---- DATA FOR THIS EXERCISE

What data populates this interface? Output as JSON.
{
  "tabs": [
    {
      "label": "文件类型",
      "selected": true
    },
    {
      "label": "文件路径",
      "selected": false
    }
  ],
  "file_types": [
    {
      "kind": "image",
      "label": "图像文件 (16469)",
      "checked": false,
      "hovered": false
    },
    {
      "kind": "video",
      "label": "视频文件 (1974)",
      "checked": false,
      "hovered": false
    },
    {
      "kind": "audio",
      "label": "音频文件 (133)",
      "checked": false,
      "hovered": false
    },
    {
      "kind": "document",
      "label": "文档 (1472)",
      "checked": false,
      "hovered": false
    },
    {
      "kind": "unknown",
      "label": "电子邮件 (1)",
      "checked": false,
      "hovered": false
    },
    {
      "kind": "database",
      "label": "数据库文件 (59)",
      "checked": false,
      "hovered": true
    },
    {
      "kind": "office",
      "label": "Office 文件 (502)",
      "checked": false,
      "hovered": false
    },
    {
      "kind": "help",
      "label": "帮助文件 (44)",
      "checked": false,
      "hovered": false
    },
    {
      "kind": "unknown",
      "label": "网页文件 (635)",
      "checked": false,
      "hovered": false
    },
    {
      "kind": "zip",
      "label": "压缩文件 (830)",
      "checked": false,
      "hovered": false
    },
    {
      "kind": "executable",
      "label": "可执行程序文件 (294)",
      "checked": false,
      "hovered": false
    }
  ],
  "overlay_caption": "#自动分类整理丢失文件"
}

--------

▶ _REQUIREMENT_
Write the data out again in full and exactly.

▶ _EXERCISE RESULT_
What data populates this interface? Output as JSON.
{
  "tabs": [
    {
      "label": "文件类型",
      "selected": true
    },
    {
      "label": "文件路径",
      "selected": false
    }
  ],
  "file_types": [
    {
      "kind": "image",
      "label": "图像文件 (16469)",
      "checked": false,
      "hovered": false
    },
    {
      "kind": "video",
      "label": "视频文件 (1974)",
      "checked": false,
      "hovered": false
    },
    {
      "kind": "audio",
      "label": "音频文件 (133)",
      "checked": false,
      "hovered": false
    },
    {
      "kind": "document",
      "label": "文档 (1472)",
      "checked": false,
      "hovered": false
    },
    {
      "kind": "unknown",
      "label": "电子邮件 (1)",
      "checked": false,
      "hovered": false
    },
    {
      "kind": "database",
      "label": "数据库文件 (59)",
      "checked": false,
      "hovered": true
    },
    {
      "kind": "office",
      "label": "Office 文件 (502)",
      "checked": false,
      "hovered": false
    },
    {
      "kind": "help",
      "label": "帮助文件 (44)",
      "checked": false,
      "hovered": false
    },
    {
      "kind": "unknown",
      "label": "网页文件 (635)",
      "checked": false,
      "hovered": false
    },
    {
      "kind": "zip",
      "label": "压缩文件 (830)",
      "checked": false,
      "hovered": false
    },
    {
      "kind": "executable",
      "label": "可执行程序文件 (294)",
      "checked": false,
      "hovered": false
    }
  ],
  "overlay_caption": "#自动分类整理丢失文件"
}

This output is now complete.